The easiet way to perform a numerical computation in NetSolve is to call the function netsolve(). With this function, the user sends a blocking request to NetSolve. By blocking we mean that after typing the command in the Octave session, the user resumes control only when the computation has been successfully completed on a server. The other way to perform computation is to send a nonblocking request as described in later sections.
Let us continue with the eig example we started to develop in the preceding section. The user now knows that he has to provide a double-precision square matrix to NetSolve, and he knows that he is going to get two real vectors back (or one single complex vector). He first creates a 300 X 300 matrix for instance;
octave>> a = rand(300);
>> [x y] = netsolve('eig',a)
All the calls to netsolve() will look the same, following a similar convention as those in the Matlab section.

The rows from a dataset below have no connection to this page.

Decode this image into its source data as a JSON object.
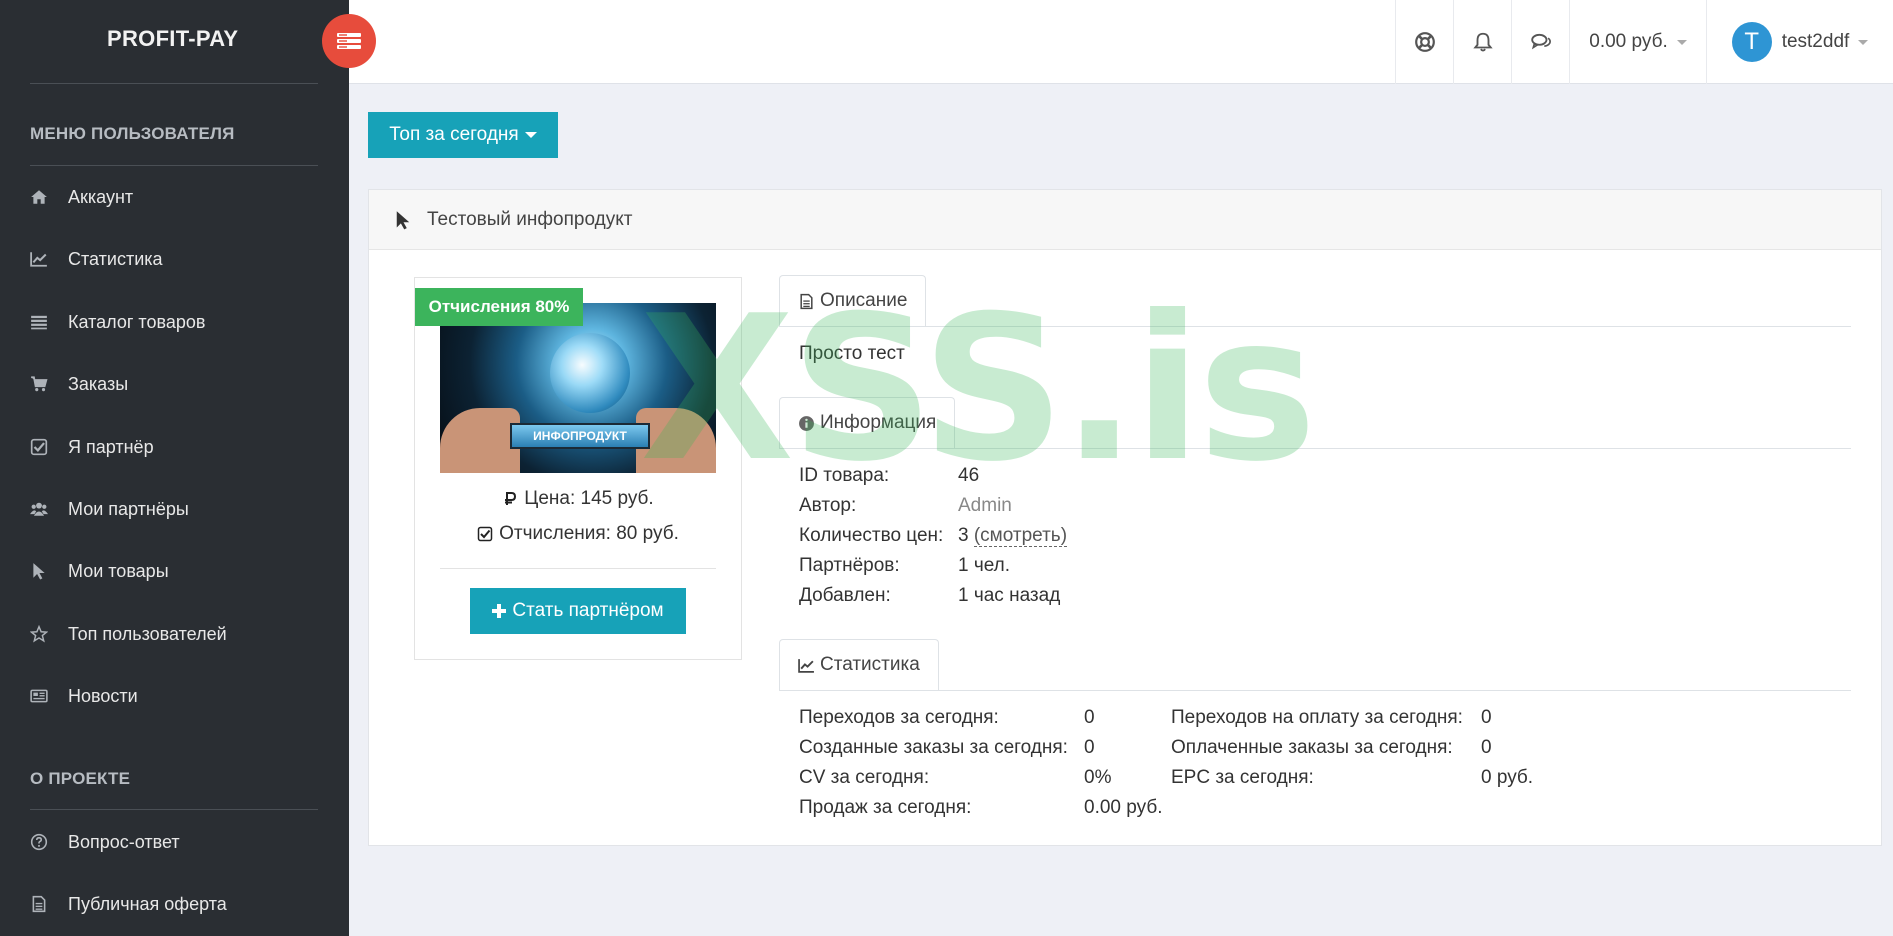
{
  "brand": {
    "name": "PROFIT-PAY"
  },
  "sidebar": {
    "section_user": "МЕНЮ ПОЛЬЗОВАТЕЛЯ",
    "items": [
      {
        "label": "Аккаунт",
        "icon": "home-icon"
      },
      {
        "label": "Статистика",
        "icon": "line-chart-icon"
      },
      {
        "label": "Каталог товаров",
        "icon": "list-icon"
      },
      {
        "label": "Заказы",
        "icon": "cart-icon"
      },
      {
        "label": "Я партнёр",
        "icon": "check-square-icon"
      },
      {
        "label": "Мои партнёры",
        "icon": "users-icon"
      },
      {
        "label": "Мои товары",
        "icon": "pointer-icon"
      },
      {
        "label": "Топ пользователей",
        "icon": "star-icon"
      },
      {
        "label": "Новости",
        "icon": "newspaper-icon"
      }
    ],
    "section_project": "О ПРОЕКТЕ",
    "project_items": [
      {
        "label": "Вопрос-ответ",
        "icon": "question-circle-icon"
      },
      {
        "label": "Публичная оферта",
        "icon": "document-icon"
      }
    ]
  },
  "topbar": {
    "balance": "0.00 руб.",
    "avatar_letter": "T",
    "username": "test2ddf"
  },
  "toolbar": {
    "top_button": "Топ за сегодня"
  },
  "product": {
    "title": "Тестовый инфопродукт",
    "badge": "Отчисления 80%",
    "image_caption": "ИНФОПРОДУКТ",
    "price": "Цена: 145 руб.",
    "commission": "Отчисления: 80 руб.",
    "partner_button": "Стать партнёром"
  },
  "tabs": {
    "description": "Описание",
    "info": "Информация",
    "stats": "Статистика"
  },
  "description_text": "Просто тест",
  "info": {
    "id_label": "ID товара:",
    "id_value": "46",
    "author_label": "Автор:",
    "author_value": "Admin",
    "prices_label": "Количество цен:",
    "prices_value": "3",
    "prices_link": "(смотреть)",
    "partners_label": "Партнёров:",
    "partners_value": "1 чел.",
    "added_label": "Добавлен:",
    "added_value": "1 час назад"
  },
  "stats": {
    "left": [
      {
        "label": "Переходов за сегодня:",
        "value": "0"
      },
      {
        "label": "Созданные заказы за сегодня:",
        "value": "0"
      },
      {
        "label": "CV за сегодня:",
        "value": "0%"
      },
      {
        "label": "Продаж за сегодня:",
        "value": "0.00 руб."
      }
    ],
    "right": [
      {
        "label": "Переходов на оплату за сегодня:",
        "value": "0"
      },
      {
        "label": "Оплаченные заказы за сегодня:",
        "value": "0"
      },
      {
        "label": "EPC за сегодня:",
        "value": "0 руб."
      }
    ]
  },
  "watermark": "XSS.is",
  "colors": {
    "sidebar": "#2a2e33",
    "accent": "#17a2b8",
    "toggle": "#e74c3c",
    "badge": "#3cb45c",
    "avatar": "#2e95d4"
  }
}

The left-hand side must contain the arguments, in the same order as listed in the output description. The first argument to netsolve() is always the name of the problem. After this first argument the input arguments are listed, in the same order as they are listed in the input description. This function does not have a fixed calling sequence, since the number of inputs and outputs depends on the problem that needs to be solved. Let us see what happens when we type:
octave>> [x y] = netsolve('eig',a) x = y = 10.1204 0 -0.9801 0.8991 -0.9801 -0.8991 -1.0195 0 -0.6416 0.6511 ... ... ... ...
As mentioned earlier, the user can decide to regroup x and y into one single complex vector. Let us make it clear again that this possibility is a specificity of eig and is not available in general for all problems. To merge x and y, the user has to type:
octave>> [x] = netsolve('eig',a) x = 10.1204 -0.9801 + 0.8991 -0.9801 - 0.8991 -1.0195 -0.6416 + 0.6511 ...... ......